• _Items from a dataset_
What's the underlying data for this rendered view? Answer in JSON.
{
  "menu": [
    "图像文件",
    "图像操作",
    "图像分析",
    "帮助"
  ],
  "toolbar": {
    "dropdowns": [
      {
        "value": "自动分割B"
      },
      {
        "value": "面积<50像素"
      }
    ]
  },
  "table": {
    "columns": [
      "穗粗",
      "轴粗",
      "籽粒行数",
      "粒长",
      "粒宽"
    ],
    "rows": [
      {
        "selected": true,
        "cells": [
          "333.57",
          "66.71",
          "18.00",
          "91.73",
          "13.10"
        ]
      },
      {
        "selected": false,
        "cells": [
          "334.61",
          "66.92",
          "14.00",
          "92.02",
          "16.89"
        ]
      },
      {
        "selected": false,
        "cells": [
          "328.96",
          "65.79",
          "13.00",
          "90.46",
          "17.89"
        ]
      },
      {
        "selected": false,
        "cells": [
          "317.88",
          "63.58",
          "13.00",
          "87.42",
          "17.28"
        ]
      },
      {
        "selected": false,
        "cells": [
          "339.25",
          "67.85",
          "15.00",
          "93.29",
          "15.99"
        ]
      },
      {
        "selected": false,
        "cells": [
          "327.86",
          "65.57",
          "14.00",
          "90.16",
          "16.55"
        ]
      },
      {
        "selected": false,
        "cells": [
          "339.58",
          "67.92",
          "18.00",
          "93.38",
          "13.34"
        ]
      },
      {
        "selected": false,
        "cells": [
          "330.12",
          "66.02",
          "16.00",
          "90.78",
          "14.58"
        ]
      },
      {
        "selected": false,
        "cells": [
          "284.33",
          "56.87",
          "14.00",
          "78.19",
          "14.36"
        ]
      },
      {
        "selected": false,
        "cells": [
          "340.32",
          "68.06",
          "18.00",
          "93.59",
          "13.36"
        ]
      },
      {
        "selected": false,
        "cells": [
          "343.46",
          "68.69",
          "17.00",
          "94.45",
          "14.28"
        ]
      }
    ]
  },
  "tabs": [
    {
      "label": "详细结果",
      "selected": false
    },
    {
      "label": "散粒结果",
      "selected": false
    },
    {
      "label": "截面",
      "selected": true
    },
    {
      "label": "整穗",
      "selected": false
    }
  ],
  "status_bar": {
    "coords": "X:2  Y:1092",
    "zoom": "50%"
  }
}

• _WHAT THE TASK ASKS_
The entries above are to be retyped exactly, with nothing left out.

• _TASK RESULT_
What's the underlying data for this rendered view? Answer in JSON.
{
  "menu": [
    "图像文件",
    "图像操作",
    "图像分析",
    "帮助"
  ],
  "toolbar": {
    "dropdowns": [
      {
        "value": "自动分割B"
      },
      {
        "value": "面积<50像素"
      }
    ]
  },
  "table": {
    "columns": [
      "穗粗",
      "轴粗",
      "籽粒行数",
      "粒长",
      "粒宽"
    ],
    "rows": [
      {
        "selected": true,
        "cells": [
          "333.57",
          "66.71",
          "18.00",
          "91.73",
          "13.10"
        ]
      },
      {
        "selected": false,
        "cells": [
          "334.61",
          "66.92",
          "14.00",
          "92.02",
          "16.89"
        ]
      },
      {
        "selected": false,
        "cells": [
          "328.96",
          "65.79",
          "13.00",
          "90.46",
          "17.89"
        ]
      },
      {
        "selected": false,
        "cells": [
          "317.88",
          "63.58",
          "13.00",
          "87.42",
          "17.28"
        ]
      },
      {
        "selected": false,
        "cells": [
          "339.25",
          "67.85",
          "15.00",
          "93.29",
          "15.99"
        ]
      },
      {
        "selected": false,
        "cells": [
          "327.86",
          "65.57",
          "14.00",
          "90.16",
          "16.55"
        ]
      },
      {
        "selected": false,
        "cells": [
          "339.58",
          "67.92",
          "18.00",
          "93.38",
          "13.34"
        ]
      },
      {
        "selected": false,
        "cells": [
          "330.12",
          "66.02",
          "16.00",
          "90.78",
          "14.58"
        ]
      },
      {
        "selected": false,
        "cells": [
          "284.33",
          "56.87",
          "14.00",
          "78.19",
          "14.36"
        ]
      },
      {
        "selected": false,
        "cells": [
          "340.32",
          "68.06",
          "18.00",
          "93.59",
          "13.36"
        ]
      },
      {
        "selected": false,
        "cells": [
          "343.46",
          "68.69",
          "17.00",
          "94.45",
          "14.28"
        ]
      }
    ]
  },
  "tabs": [
    {
      "label": "详细结果",
      "selected": false
    },
    {
      "label": "散粒结果",
      "selected": false
    },
    {
      "label": "截面",
      "selected": true
    },
    {
      "label": "整穗",
      "selected": false
    }
  ],
  "status_bar": {
    "coords": "X:2  Y:1092",
    "zoom": "50%"
  }
}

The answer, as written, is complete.